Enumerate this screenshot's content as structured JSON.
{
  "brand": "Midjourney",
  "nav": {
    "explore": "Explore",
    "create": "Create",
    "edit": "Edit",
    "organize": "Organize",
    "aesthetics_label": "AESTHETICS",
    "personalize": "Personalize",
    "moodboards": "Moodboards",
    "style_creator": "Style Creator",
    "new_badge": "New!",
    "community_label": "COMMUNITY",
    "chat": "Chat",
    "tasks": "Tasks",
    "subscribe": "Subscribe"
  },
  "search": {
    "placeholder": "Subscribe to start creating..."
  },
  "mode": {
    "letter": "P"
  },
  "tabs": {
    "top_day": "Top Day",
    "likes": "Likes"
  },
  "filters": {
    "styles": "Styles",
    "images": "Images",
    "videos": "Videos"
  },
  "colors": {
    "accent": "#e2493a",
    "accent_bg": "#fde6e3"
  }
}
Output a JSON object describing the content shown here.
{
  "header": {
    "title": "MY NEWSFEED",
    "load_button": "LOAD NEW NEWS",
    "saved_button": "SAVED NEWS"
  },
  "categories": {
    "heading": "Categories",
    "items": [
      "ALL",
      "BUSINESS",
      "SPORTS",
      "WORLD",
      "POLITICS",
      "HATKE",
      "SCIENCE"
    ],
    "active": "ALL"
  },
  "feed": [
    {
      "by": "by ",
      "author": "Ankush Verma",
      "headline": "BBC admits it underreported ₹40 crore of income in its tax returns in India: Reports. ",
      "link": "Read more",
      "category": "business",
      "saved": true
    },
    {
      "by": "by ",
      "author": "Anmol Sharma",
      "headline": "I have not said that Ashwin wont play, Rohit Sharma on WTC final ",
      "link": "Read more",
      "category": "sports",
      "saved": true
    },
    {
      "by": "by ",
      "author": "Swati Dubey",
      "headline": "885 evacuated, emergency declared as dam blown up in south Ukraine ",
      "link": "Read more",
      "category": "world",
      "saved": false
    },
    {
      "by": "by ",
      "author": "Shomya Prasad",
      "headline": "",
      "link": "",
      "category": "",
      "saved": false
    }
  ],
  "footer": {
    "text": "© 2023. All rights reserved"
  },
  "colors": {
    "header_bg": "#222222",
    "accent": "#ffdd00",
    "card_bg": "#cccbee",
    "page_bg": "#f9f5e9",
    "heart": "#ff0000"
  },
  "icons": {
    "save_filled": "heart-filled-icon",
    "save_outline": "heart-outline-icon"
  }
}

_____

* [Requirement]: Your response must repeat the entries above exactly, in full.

* [Response to this task]:
Enumerate this screenshot's content as structured JSON.
{
  "brand": "Midjourney",
  "nav": {
    "explore": "Explore",
    "create": "Create",
    "edit": "Edit",
    "organize": "Organize",
    "aesthetics_label": "AESTHETICS",
    "personalize": "Personalize",
    "moodboards": "Moodboards",
    "style_creator": "Style Creator",
    "new_badge": "New!",
    "community_label": "COMMUNITY",
    "chat": "Chat",
    "tasks": "Tasks",
    "subscribe": "Subscribe"
  },
  "search": {
    "placeholder": "Subscribe to start creating..."
  },
  "mode": {
    "letter": "P"
  },
  "tabs": {
    "top_day": "Top Day",
    "likes": "Likes"
  },
  "filters": {
    "styles": "Styles",
    "images": "Images",
    "videos": "Videos"
  },
  "colors": {
    "accent": "#e2493a",
    "accent_bg": "#fde6e3"
  }
}
Output a JSON object describing the content shown here.
{
  "header": {
    "title": "MY NEWSFEED",
    "load_button": "LOAD NEW NEWS",
    "saved_button": "SAVED NEWS"
  },
  "categories": {
    "heading": "Categories",
    "items": [
      "ALL",
      "BUSINESS",
      "SPORTS",
      "WORLD",
      "POLITICS",
      "HATKE",
      "SCIENCE"
    ],
    "active": "ALL"
  },
  "feed": [
    {
      "by": "by ",
      "author": "Ankush Verma",
      "headline": "BBC admits it underreported ₹40 crore of income in its tax returns in India: Reports. ",
      "link": "Read more",
      "category": "business",
      "saved": true
    },
    {
      "by": "by ",
      "author": "Anmol Sharma",
      "headline": "I have not said that Ashwin wont play, Rohit Sharma on WTC final ",
      "link": "Read more",
      "category": "sports",
      "saved": true
    },
    {
      "by": "by ",
      "author": "Swati Dubey",
      "headline": "885 evacuated, emergency declared as dam blown up in south Ukraine ",
      "link": "Read more",
      "category": "world",
      "saved": false
    },
    {
      "by": "by ",
      "author": "Shomya Prasad",
      "headline": "",
      "link": "",
      "category": "",
      "saved": false
    }
  ],
  "footer": {
    "text": "© 2023. All rights reserved"
  },
  "colors": {
    "header_bg": "#222222",
    "accent": "#ffdd00",
    "card_bg": "#cccbee",
    "page_bg": "#f9f5e9",
    "heart": "#ff0000"
  },
  "icons": {
    "save_filled": "heart-filled-icon",
    "save_outline": "heart-outline-icon"
  }
}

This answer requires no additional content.